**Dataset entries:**
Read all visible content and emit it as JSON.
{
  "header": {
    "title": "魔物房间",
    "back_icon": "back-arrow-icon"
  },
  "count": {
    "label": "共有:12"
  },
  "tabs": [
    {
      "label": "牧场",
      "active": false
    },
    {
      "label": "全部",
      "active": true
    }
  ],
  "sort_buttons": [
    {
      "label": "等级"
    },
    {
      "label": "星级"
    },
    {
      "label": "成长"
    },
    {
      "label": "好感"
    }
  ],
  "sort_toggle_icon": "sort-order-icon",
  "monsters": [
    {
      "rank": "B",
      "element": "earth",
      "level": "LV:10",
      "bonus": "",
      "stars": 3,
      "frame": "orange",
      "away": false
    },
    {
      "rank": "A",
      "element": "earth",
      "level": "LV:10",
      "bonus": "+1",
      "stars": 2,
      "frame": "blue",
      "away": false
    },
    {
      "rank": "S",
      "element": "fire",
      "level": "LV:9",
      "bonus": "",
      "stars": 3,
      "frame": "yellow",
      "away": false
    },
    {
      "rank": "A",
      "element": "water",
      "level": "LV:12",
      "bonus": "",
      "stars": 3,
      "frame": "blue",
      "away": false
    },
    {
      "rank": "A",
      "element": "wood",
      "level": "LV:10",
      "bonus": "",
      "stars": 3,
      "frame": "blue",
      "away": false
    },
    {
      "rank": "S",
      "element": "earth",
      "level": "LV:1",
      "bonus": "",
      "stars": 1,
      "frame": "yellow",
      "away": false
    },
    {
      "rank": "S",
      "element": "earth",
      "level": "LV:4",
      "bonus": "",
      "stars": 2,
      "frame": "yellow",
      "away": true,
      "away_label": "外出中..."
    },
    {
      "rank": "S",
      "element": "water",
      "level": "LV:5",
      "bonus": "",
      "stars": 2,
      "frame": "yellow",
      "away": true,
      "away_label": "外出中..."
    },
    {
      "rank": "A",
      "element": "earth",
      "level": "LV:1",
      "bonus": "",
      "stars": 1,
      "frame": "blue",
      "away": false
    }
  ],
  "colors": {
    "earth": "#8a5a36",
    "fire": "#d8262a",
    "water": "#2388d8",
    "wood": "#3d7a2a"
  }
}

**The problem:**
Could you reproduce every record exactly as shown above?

**Answer below:**
Read all visible content and emit it as JSON.
{
  "header": {
    "title": "魔物房间",
    "back_icon": "back-arrow-icon"
  },
  "count": {
    "label": "共有:12"
  },
  "tabs": [
    {
      "label": "牧场",
      "active": false
    },
    {
      "label": "全部",
      "active": true
    }
  ],
  "sort_buttons": [
    {
      "label": "等级"
    },
    {
      "label": "星级"
    },
    {
      "label": "成长"
    },
    {
      "label": "好感"
    }
  ],
  "sort_toggle_icon": "sort-order-icon",
  "monsters": [
    {
      "rank": "B",
      "element": "earth",
      "level": "LV:10",
      "bonus": "",
      "stars": 3,
      "frame": "orange",
      "away": false
    },
    {
      "rank": "A",
      "element": "earth",
      "level": "LV:10",
      "bonus": "+1",
      "stars": 2,
      "frame": "blue",
      "away": false
    },
    {
      "rank": "S",
      "element": "fire",
      "level": "LV:9",
      "bonus": "",
      "stars": 3,
      "frame": "yellow",
      "away": false
    },
    {
      "rank": "A",
      "element": "water",
      "level": "LV:12",
      "bonus": "",
      "stars": 3,
      "frame": "blue",
      "away": false
    },
    {
      "rank": "A",
      "element": "wood",
      "level": "LV:10",
      "bonus": "",
      "stars": 3,
      "frame": "blue",
      "away": false
    },
    {
      "rank": "S",
      "element": "earth",
      "level": "LV:1",
      "bonus": "",
      "stars": 1,
      "frame": "yellow",
      "away": false
    },
    {
      "rank": "S",
      "element": "earth",
      "level": "LV:4",
      "bonus": "",
      "stars": 2,
      "frame": "yellow",
      "away": true,
      "away_label": "外出中..."
    },
    {
      "rank": "S",
      "element": "water",
      "level": "LV:5",
      "bonus": "",
      "stars": 2,
      "frame": "yellow",
      "away": true,
      "away_label": "外出中..."
    },
    {
      "rank": "A",
      "element": "earth",
      "level": "LV:1",
      "bonus": "",
      "stars": 1,
      "frame": "blue",
      "away": false
    }
  ],
  "colors": {
    "earth": "#8a5a36",
    "fire": "#d8262a",
    "water": "#2388d8",
    "wood": "#3d7a2a"
  }
}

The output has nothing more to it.